LFA-Real(tm) System is First-of-its-Kind Tool to Monitor Disease Activity
This caught my attention because this is more than a tool for physicians. The system has two parts:
- A doctor’s assessment of a patient’s lupus disease activity.
- A patient’s assessment of their lupus disease activity.
The idea is that the assessment on both sides of the stethoscope can be done quickly–and it can track disease over time.
I have had two experiences with tracking and assessment, and to be honest friends, they have kept me from going to the doctor for a couple of months now.
When I discovered a symptom tracker called Symple, which allowed me to track my daily symptoms and also the factors that might cause them (lack of sleep, vitamins, stress, etc.) I was elated. I tracked faithfully every day for more than a month. When I met with my rheumatologist, I showed her my data, explained the app in three sentences or less and offered to email the report Symple created from my tracking. She could not have cared less. She barely glanced at the screen. That was the end of the story. I was crestfallen because I thought this was awesome. In my 20 minute office visit, I can’t convey all of the pain and suffering over a month, three months, six months. And if I could I am CERTAIN it would sound worse than I want it to. The app, however is an honest, accurate assessment over the course of many days. This body of data takes into account the good and the bad days, and what is influencing them.My doctor didn’t see it that way. I don’t feel understood. I feel prescribed to. You can check out Symple by clicking here. And by the way, it is free.
Not too long ago I got really sick in a weird, Lupus sort of way. I had stomach problems, I was achy and miserable. I knew I didn’t have the flu. I suffered for a while and then out of nowhere I got hives. This is my Lupus nemesis. I spent years suffering from hives and sinus infections before I was diagnosed. It was awful. Once I was diagnosed and I started taking Plaquenil, the hives went away completely–for years and years. Until that day. I decided to go to see my primary care physician–in case it was the flu or something. I got a doctor filling in for mine and she was great. She listened. She was informative, she ordered a TON of blood work. A week later, when it all came back normal. I talked with her about it. I was still feeling miserable and my legs were covered in hives and here she was saying: all your blood work is normal.

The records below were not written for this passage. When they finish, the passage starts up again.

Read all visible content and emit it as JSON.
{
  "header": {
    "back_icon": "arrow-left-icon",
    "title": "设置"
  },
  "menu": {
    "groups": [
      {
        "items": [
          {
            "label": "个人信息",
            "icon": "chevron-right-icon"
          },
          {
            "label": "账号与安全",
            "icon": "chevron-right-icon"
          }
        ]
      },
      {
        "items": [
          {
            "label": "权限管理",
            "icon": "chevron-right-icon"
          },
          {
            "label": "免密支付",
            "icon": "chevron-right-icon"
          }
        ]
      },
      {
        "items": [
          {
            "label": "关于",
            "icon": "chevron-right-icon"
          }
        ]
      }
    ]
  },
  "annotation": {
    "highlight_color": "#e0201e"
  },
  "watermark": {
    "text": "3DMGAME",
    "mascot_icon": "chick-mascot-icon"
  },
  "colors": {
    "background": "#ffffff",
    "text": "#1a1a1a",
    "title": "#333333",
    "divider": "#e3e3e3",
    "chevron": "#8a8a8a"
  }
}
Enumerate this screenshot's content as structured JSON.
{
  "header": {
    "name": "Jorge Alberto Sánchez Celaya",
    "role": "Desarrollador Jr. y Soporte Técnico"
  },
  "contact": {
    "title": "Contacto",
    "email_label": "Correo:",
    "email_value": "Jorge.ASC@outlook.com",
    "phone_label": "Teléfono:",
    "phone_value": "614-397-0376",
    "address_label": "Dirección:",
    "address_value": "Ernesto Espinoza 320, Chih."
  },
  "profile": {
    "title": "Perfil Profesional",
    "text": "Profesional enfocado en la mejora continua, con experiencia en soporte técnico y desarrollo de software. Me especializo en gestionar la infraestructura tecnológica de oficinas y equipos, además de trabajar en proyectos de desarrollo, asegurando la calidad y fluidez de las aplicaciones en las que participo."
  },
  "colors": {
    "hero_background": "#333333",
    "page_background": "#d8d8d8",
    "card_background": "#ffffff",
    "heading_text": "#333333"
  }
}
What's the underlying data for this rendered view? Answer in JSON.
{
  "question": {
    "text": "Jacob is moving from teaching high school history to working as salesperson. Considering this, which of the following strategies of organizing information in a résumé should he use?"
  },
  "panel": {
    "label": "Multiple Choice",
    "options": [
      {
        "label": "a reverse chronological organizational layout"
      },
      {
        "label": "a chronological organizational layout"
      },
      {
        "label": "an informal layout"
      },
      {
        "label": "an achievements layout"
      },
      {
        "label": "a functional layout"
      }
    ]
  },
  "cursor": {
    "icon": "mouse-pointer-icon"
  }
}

As a lupus patient, this is something I struggle with. I want an actionable answer at all times. And you know what, there isn’t always an action to take.
I said thank you to the doctor and said, “I guess there is nothing left to say–I feel miserable, but according to my blood work, I am totally fine.” She stopped me there by saying: “No. You have Lupus. It doesn’t mean you aren’t experiencing symptoms.” I am sure I sat there staring at her for a moment as I imagined repeatedly banging my head against a wall. That was my last visit. I have no plan to go back to either doctor unless something awful befalls me, because seriously, what is the point? What is to be gained? Other than massive medical bills and more frustration (which leads to more symptoms).
Maybe LFA-Real will make a difference in this. If they can track what is a flare and what is a chronic symptom from a patient and match that with a physician’s observations and the test data? I am skeptical, but hopeful.
This is in the beginning stages, like just about everything with Lupus, but the system is free and open to use for everyone (Thanks, LFA). This System, which includes the development of the tools used to assess, and lots of input from patients and professionals alike, will be unveiled this year and you can watch the video by clicking here.